Henry’s Hi-Life 301 W. St. John (at N Almaden Blvd)
I’ve eaten there once. I thought the barbecue was okay, not fantastic, but acceptable. But it is worth recommending as a place of great character. Dinner seven days; lunch only Tues-Fri. (review by TWB)

Paesano 350 W. Julian #1 (at N Almaden Blvd)
Excellent Italian restaurant in a converted house. Actually worth the hike from downtown. No lunch on weekends. (review by TWB)

Sweet Tomatoes 625 Coleman
Salad, soup, and pasta bar, all you can eat for a low fixed price, one of a widespread California (now west-coast-and-growing) chain also called Souplantation. Despite the corporate growth, it remains outstandingly good and a real bargain, especially the soups, which change regularly. They always have chicken noodle with huge meat chunks and big fat noodles; this week they’re also scheduled to have minestrone, French onion, potato leek, and chicken pot pie soups, and probably others. The deli salads are also especially good.

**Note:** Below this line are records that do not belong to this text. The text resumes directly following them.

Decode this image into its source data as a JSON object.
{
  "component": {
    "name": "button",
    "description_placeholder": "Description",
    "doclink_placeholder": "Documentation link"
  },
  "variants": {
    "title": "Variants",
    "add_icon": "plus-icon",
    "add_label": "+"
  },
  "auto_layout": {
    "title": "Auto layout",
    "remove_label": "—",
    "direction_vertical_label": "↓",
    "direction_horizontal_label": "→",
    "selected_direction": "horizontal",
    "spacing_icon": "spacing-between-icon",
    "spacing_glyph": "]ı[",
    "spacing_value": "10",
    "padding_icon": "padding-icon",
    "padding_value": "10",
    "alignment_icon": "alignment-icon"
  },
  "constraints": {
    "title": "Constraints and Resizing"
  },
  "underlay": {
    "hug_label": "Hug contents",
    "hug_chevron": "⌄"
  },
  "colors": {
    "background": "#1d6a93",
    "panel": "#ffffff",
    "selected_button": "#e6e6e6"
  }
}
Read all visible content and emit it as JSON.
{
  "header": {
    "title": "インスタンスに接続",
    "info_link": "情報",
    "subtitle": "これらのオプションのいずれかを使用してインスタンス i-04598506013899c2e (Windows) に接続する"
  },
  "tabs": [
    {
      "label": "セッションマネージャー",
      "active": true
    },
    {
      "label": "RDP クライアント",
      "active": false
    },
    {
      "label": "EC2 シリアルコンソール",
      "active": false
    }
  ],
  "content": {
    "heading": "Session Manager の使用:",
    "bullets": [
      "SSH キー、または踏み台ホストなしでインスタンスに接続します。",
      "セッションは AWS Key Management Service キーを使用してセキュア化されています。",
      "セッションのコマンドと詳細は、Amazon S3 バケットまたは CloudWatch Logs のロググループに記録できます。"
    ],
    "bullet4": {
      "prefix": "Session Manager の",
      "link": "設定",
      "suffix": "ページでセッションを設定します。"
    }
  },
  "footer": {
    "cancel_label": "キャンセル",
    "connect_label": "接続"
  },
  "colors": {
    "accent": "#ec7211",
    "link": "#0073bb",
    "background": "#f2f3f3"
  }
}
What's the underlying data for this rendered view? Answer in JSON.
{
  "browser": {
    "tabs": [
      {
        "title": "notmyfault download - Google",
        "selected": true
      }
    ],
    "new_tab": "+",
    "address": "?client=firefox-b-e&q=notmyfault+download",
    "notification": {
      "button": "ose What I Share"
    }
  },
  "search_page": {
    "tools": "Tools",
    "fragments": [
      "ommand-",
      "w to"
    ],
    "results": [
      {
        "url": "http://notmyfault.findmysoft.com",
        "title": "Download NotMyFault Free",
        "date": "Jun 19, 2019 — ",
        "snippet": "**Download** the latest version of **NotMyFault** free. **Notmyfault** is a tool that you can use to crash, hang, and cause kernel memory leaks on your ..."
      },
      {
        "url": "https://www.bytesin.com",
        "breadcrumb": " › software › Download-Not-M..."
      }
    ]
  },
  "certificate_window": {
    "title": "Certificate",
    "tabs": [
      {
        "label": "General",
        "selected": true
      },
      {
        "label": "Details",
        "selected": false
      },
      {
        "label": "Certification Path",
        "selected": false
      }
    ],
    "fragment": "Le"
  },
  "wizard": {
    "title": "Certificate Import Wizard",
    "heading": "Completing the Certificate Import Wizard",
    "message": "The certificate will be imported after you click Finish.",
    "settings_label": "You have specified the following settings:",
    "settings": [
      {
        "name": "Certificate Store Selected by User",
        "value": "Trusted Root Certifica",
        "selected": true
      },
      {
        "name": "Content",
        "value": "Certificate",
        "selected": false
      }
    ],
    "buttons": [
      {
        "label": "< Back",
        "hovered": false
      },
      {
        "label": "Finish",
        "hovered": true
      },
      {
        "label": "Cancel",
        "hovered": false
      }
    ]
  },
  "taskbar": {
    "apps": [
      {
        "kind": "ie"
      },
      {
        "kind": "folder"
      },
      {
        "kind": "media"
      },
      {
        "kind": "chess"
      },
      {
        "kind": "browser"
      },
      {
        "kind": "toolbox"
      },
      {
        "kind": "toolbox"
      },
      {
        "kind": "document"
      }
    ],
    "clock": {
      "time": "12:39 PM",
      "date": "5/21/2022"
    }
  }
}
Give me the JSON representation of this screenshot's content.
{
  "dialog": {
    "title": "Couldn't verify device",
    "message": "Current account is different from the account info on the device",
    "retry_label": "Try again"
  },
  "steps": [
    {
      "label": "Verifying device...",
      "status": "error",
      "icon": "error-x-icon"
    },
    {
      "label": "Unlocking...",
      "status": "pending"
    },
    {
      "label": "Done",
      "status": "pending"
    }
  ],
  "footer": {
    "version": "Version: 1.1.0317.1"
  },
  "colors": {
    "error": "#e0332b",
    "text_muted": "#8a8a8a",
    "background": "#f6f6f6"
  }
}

22. Further to the west (driving distance)

Willow Street Pizza 1072 Willow
Both Californian and Italian-style wood-fired pizzas, distinguishable as much by the choice of toppings as the dough. Better at the pizza than at pasta dishes, but this is some of the better pizza in San Jose.

Taiwan 1306 Lincoln
This is my personal candidate for the best Chinese restaurant in San Jose. Lunch plates are not the high point here – if I’m in the neighborhood for lunch, I’m as likely to eat at Edna Ray across the street. What really shines at Taiwan are some of the chef’s dinner specials, especially the ones with fruit in the dish, like Aromatic Chicken With Apples, or Mango Prawns.

Habana Cuba 238 Race St.
Excellent. I can highly recommend the citrus marinated pork sandwich. The Cuban style black beans are very tasty. Good variety of South American soft drinks, for those who like that sort of thing. No lunch on weekends. (review by TWB)